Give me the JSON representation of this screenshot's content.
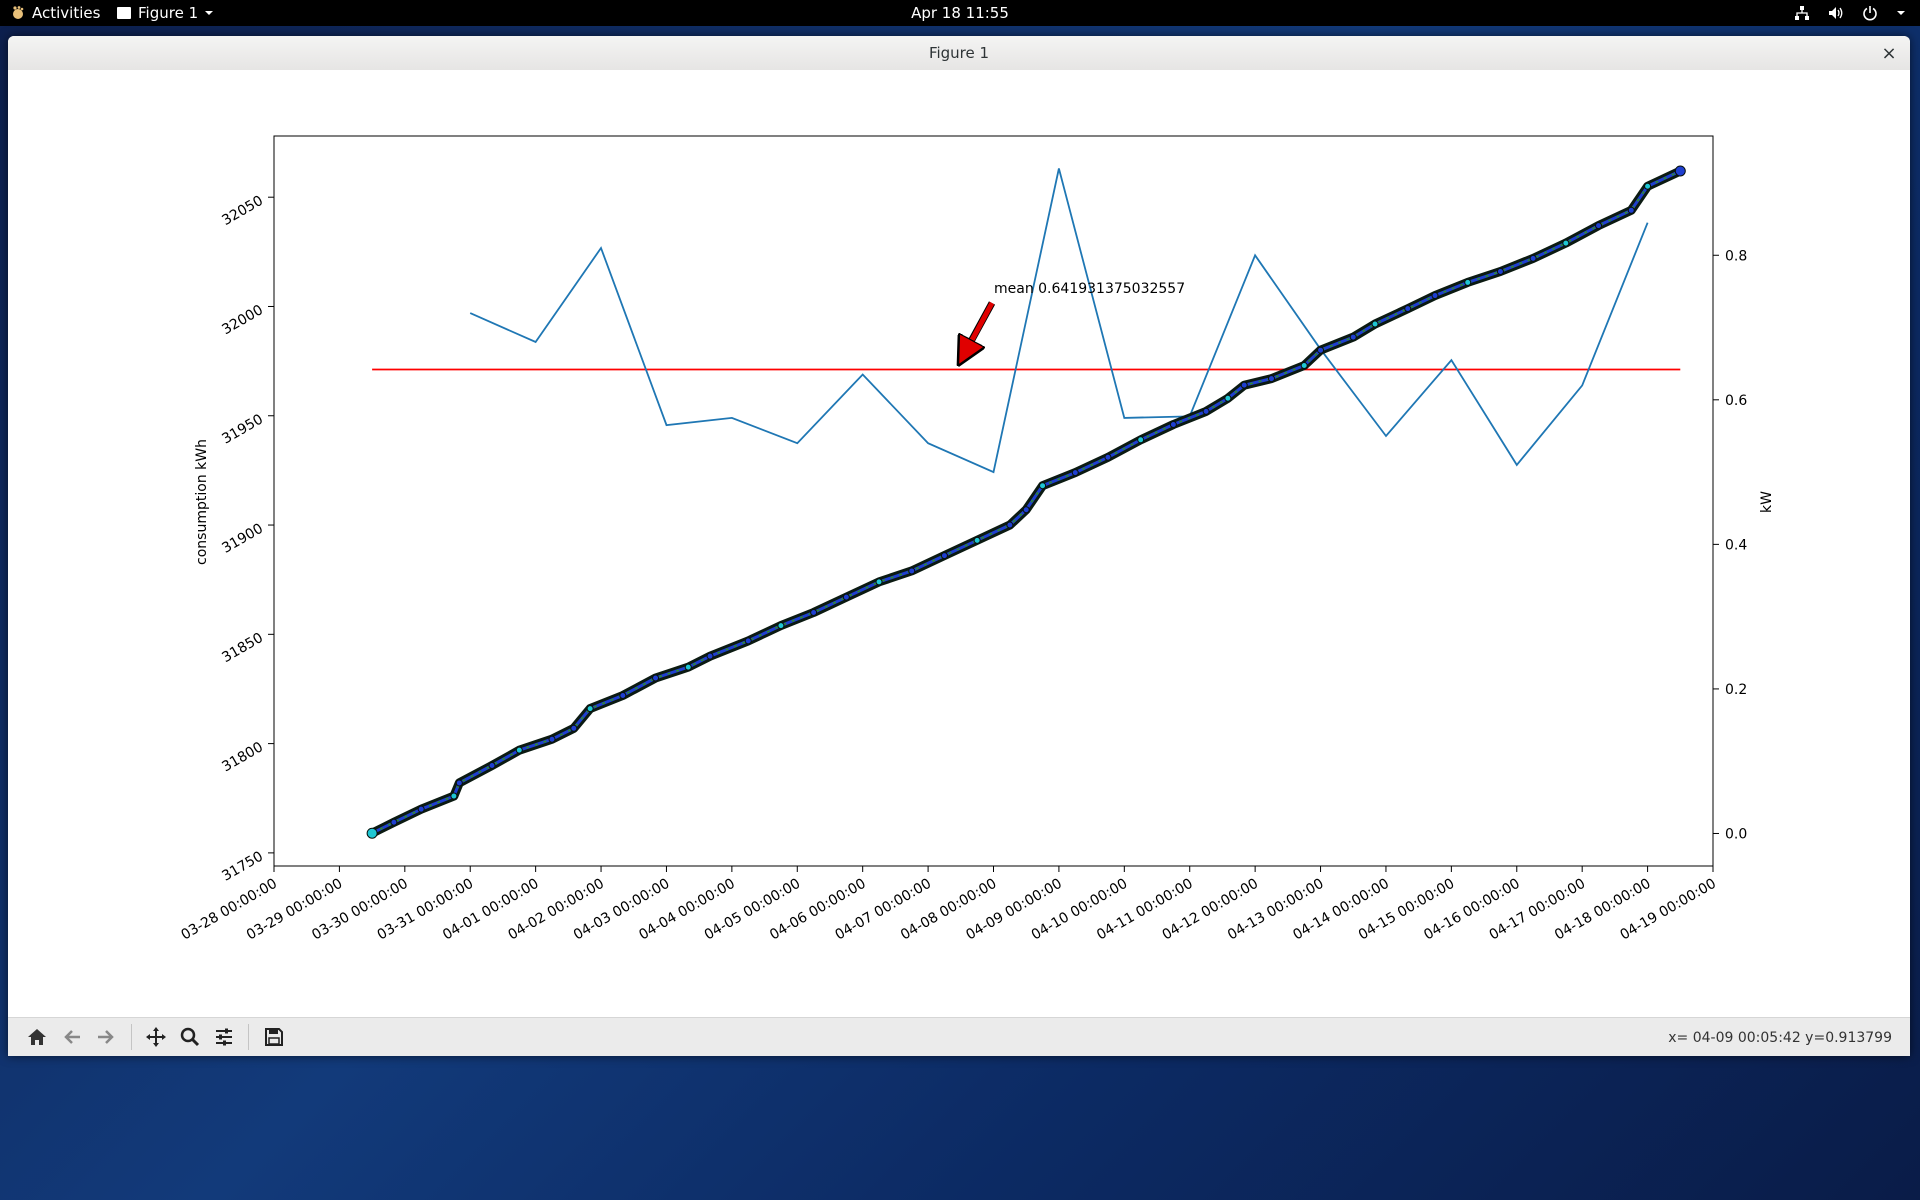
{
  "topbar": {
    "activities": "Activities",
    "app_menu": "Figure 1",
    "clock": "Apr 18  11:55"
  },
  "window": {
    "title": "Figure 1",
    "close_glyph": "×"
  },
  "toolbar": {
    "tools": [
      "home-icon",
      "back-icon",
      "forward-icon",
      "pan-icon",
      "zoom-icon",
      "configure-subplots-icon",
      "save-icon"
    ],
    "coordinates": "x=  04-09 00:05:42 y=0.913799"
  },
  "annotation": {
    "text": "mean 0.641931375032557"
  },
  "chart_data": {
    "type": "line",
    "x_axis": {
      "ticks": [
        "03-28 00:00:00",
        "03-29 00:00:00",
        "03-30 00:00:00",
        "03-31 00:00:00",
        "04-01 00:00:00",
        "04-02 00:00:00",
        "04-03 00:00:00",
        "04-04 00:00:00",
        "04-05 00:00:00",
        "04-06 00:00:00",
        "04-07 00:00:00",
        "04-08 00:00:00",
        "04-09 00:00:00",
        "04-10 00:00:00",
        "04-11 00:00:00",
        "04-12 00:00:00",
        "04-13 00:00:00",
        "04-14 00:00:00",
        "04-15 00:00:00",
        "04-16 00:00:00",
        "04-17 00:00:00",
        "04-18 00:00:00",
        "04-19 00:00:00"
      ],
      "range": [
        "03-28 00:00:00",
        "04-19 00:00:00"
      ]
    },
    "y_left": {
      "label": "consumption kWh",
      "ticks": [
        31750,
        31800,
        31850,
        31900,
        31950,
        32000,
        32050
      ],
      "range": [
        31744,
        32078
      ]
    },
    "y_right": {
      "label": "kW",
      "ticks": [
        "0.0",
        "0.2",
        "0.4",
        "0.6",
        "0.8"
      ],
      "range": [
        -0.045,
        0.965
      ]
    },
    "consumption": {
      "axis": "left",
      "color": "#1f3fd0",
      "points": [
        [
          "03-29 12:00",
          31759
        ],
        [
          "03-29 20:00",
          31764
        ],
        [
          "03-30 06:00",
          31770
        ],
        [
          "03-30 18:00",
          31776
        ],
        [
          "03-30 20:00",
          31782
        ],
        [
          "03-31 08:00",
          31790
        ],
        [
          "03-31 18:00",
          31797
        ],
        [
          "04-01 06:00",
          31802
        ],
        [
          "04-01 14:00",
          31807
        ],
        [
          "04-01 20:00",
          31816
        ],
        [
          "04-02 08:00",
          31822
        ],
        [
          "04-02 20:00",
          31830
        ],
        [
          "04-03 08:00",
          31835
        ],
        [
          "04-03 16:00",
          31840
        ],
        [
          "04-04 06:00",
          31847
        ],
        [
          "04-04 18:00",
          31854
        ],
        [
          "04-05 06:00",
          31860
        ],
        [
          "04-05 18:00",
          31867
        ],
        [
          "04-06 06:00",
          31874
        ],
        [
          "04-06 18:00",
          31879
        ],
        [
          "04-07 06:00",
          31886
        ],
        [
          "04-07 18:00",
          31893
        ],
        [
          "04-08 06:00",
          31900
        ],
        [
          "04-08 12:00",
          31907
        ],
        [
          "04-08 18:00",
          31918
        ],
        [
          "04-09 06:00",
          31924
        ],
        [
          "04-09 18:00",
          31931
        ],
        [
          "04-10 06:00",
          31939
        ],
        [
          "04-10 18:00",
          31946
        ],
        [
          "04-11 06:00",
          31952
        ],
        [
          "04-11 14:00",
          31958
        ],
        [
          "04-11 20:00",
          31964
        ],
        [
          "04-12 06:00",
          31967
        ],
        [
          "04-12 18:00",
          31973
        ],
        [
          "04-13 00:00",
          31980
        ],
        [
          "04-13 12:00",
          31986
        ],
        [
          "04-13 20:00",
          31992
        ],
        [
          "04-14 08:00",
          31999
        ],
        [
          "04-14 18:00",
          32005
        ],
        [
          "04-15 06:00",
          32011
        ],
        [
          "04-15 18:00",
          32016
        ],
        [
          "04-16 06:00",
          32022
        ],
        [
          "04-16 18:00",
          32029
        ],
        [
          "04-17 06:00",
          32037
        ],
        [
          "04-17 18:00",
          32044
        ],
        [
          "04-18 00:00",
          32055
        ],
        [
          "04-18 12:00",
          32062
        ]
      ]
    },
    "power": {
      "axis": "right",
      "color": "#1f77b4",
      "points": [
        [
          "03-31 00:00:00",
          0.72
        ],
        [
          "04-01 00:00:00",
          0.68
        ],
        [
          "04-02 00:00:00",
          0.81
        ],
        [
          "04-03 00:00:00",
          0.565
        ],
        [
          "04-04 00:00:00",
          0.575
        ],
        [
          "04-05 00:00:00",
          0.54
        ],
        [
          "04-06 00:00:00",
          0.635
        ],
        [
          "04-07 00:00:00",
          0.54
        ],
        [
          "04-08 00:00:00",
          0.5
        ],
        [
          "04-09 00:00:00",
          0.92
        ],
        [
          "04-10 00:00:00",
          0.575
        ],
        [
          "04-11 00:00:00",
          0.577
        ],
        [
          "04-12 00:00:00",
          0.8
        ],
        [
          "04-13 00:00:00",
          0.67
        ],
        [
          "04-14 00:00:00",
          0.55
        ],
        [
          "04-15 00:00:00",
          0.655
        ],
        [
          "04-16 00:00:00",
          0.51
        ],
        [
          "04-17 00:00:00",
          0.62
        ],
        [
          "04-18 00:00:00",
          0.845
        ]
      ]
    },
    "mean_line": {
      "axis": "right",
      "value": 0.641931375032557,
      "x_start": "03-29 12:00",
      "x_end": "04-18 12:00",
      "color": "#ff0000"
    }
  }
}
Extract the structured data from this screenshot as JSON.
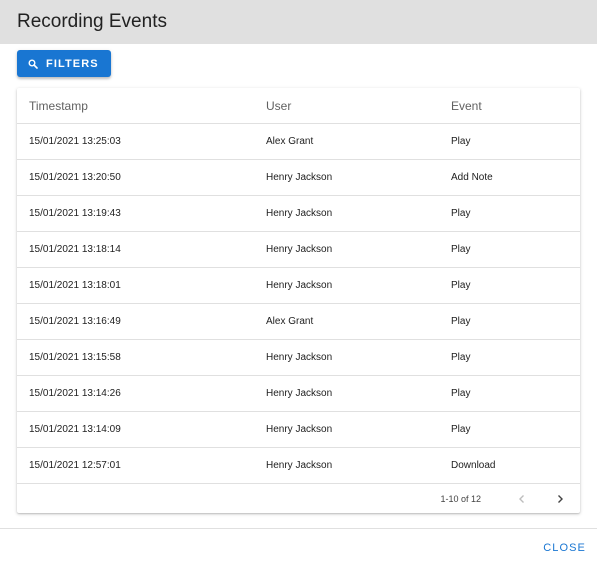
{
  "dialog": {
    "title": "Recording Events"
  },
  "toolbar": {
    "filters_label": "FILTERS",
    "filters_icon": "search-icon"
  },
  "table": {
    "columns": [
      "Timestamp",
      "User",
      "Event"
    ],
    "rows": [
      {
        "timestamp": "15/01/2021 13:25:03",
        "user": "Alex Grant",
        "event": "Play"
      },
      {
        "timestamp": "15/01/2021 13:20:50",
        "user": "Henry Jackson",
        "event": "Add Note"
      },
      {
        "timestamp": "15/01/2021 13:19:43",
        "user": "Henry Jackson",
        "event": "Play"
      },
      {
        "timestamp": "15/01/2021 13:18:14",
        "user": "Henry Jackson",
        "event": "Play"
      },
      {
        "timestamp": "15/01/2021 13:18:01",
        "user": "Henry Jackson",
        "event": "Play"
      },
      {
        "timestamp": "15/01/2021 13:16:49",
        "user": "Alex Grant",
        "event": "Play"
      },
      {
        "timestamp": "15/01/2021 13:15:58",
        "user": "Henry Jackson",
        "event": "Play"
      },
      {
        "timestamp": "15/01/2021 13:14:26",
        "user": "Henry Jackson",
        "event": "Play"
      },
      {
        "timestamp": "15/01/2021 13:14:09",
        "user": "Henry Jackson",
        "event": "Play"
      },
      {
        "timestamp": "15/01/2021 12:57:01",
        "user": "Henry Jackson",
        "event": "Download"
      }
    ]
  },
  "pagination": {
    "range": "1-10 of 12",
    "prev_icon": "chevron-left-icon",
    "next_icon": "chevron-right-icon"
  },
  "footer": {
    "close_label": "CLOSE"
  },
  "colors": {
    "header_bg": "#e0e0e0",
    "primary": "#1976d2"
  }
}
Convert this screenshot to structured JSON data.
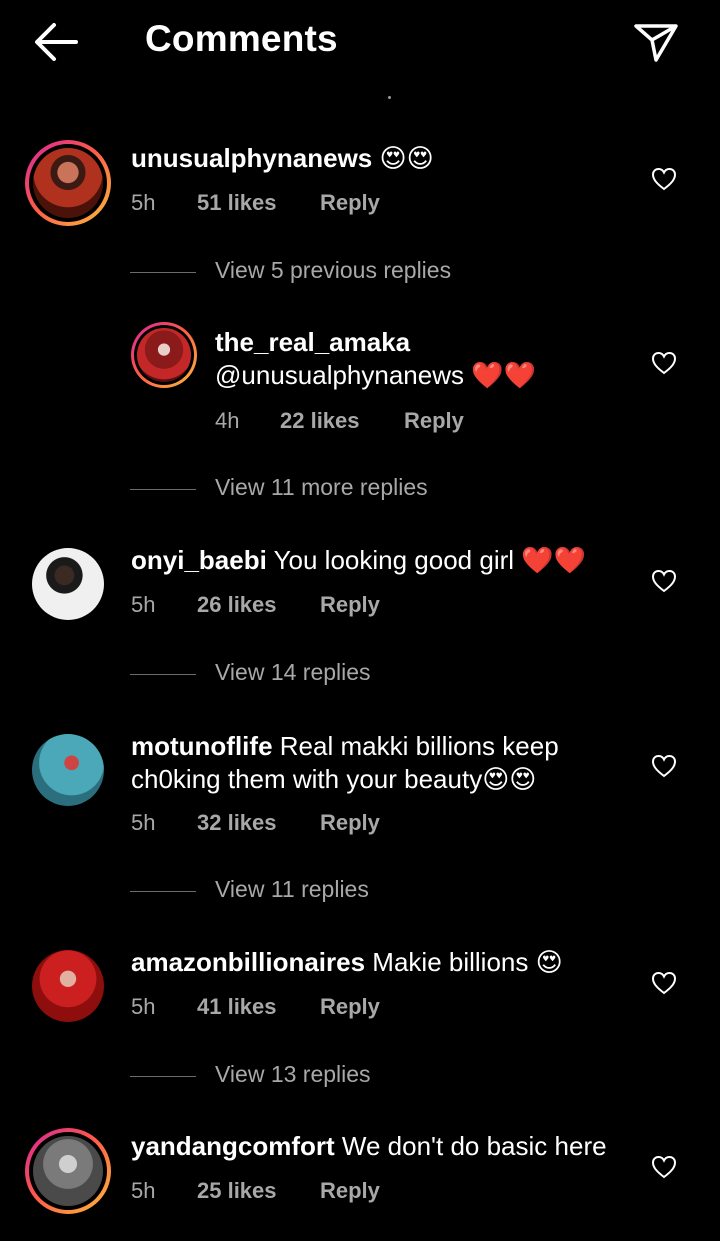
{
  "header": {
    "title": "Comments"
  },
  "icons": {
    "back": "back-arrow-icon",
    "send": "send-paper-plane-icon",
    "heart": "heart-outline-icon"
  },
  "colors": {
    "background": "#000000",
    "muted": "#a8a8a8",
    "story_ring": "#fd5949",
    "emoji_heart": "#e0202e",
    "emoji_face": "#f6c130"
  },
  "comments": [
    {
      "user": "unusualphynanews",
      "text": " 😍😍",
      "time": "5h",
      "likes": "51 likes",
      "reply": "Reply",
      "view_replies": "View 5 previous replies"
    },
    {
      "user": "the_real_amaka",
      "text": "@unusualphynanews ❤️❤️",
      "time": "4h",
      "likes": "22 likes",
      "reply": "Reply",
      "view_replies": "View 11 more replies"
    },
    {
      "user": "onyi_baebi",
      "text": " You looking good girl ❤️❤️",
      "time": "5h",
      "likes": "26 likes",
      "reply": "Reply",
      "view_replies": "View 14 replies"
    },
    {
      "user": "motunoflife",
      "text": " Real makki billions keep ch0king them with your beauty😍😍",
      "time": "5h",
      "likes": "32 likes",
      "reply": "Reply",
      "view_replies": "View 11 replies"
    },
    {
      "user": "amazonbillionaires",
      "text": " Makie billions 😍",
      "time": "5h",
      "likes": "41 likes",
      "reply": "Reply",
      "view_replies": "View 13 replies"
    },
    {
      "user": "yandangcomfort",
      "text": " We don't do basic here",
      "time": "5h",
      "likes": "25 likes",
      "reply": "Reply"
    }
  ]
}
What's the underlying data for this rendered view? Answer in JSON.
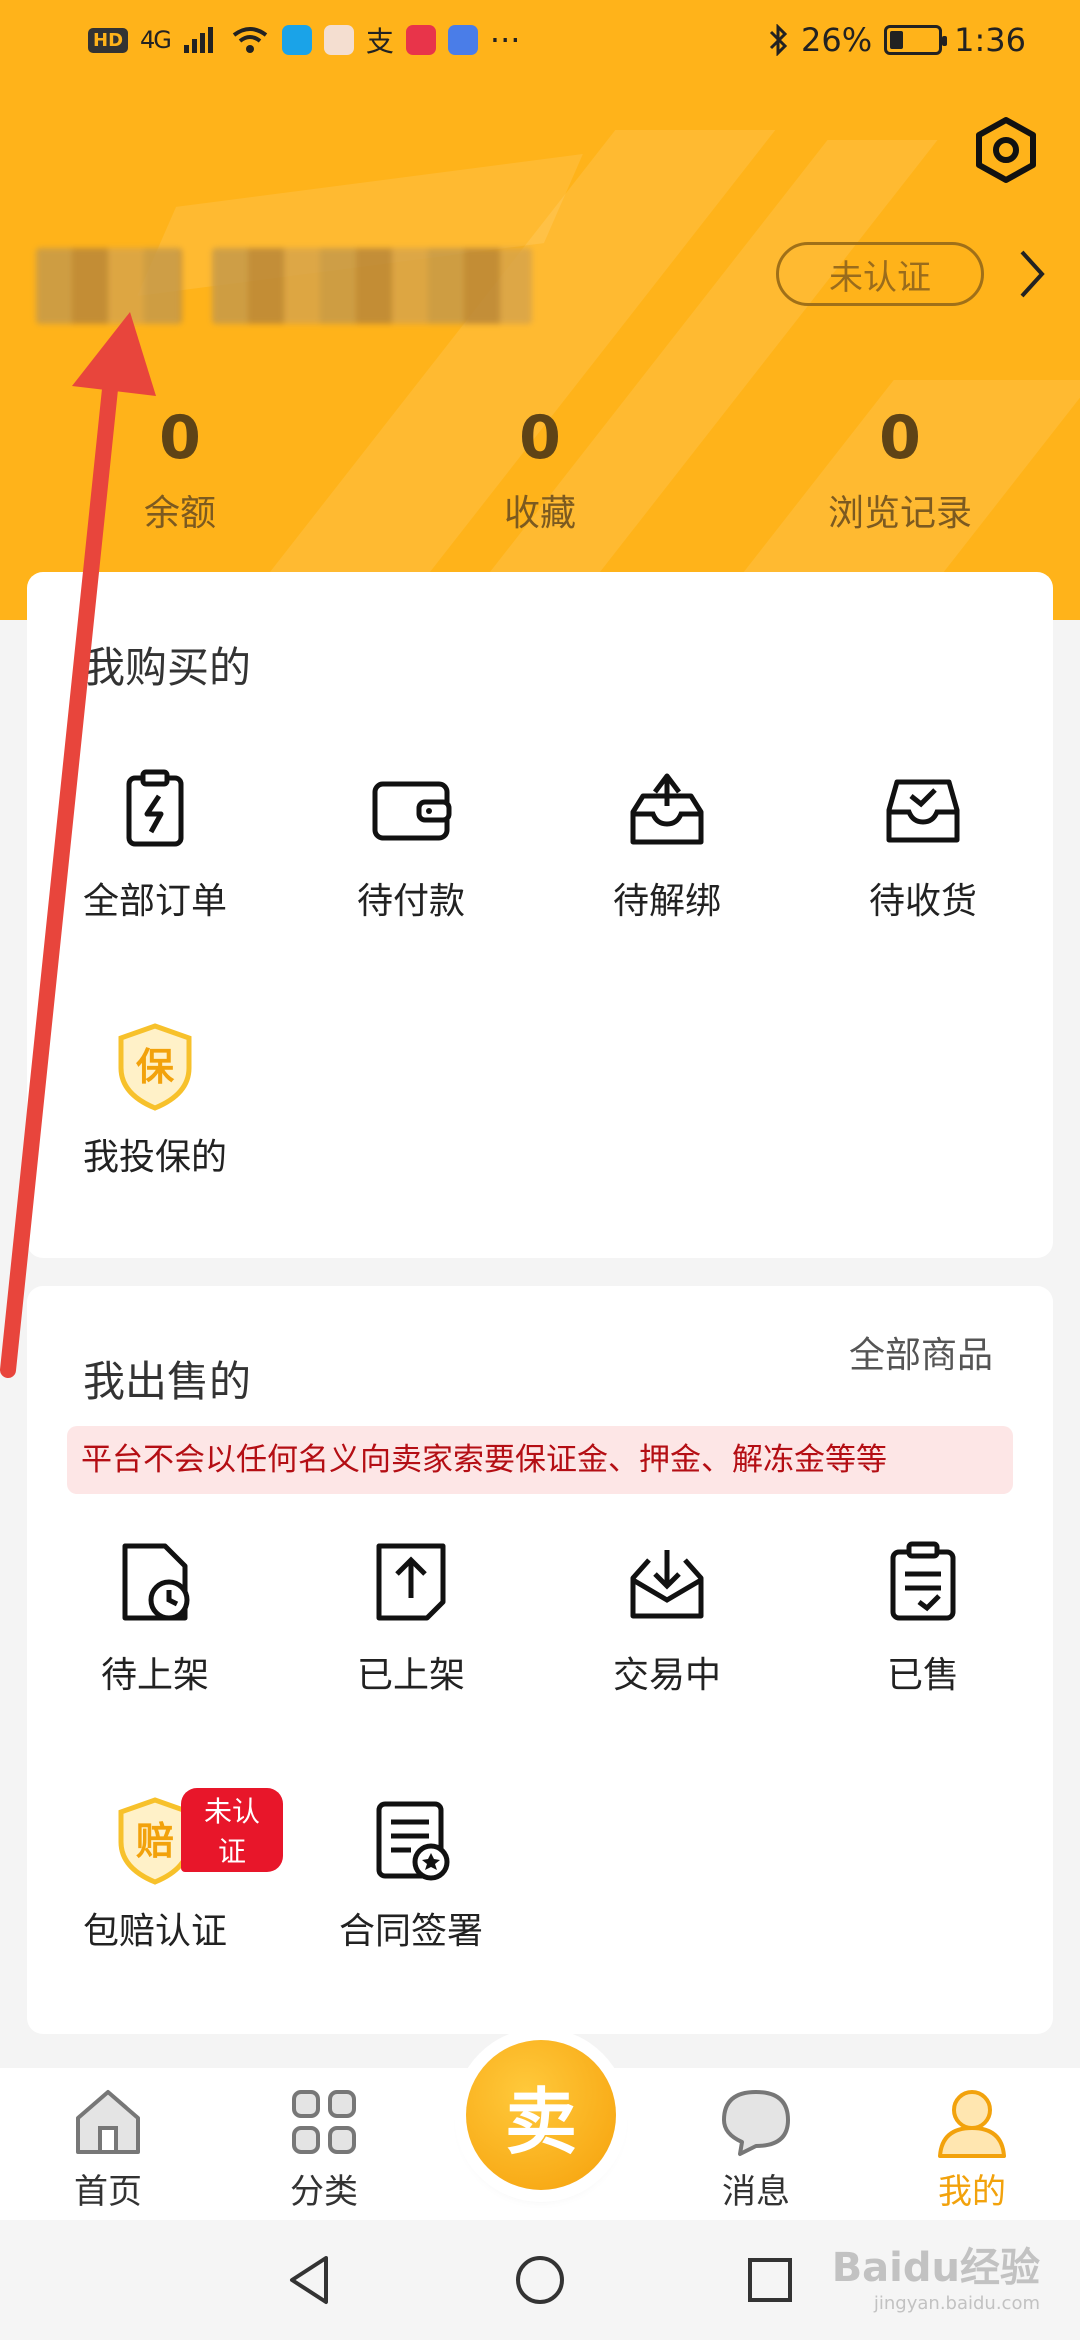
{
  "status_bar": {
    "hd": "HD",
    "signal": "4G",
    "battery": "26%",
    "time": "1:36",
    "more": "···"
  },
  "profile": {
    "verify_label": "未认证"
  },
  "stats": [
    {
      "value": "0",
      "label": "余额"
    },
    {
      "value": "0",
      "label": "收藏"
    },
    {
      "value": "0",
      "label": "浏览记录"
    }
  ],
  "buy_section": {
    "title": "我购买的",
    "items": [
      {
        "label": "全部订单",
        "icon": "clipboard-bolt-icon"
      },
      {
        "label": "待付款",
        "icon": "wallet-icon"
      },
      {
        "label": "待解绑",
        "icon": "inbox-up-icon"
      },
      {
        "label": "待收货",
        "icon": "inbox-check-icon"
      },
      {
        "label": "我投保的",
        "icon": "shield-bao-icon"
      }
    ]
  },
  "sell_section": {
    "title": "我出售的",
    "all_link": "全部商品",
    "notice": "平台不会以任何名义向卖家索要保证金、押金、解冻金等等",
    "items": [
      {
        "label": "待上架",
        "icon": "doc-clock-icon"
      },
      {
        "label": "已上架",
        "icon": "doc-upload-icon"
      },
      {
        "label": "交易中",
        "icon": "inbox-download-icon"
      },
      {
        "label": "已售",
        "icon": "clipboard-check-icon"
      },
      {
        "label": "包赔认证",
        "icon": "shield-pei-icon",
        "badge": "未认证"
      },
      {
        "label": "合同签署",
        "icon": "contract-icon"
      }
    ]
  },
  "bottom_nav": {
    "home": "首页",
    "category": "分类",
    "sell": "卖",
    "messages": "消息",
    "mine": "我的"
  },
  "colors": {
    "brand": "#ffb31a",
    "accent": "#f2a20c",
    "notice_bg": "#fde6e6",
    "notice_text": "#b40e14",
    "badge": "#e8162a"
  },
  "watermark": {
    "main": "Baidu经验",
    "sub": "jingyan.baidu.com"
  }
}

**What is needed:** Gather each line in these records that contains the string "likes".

**Exercise result:**
      "likes": "51 likes",
      "likes": "22 likes",
      "likes": "26 likes",
      "likes": "32 likes",
      "likes": "41 likes",
      "likes": "25 likes",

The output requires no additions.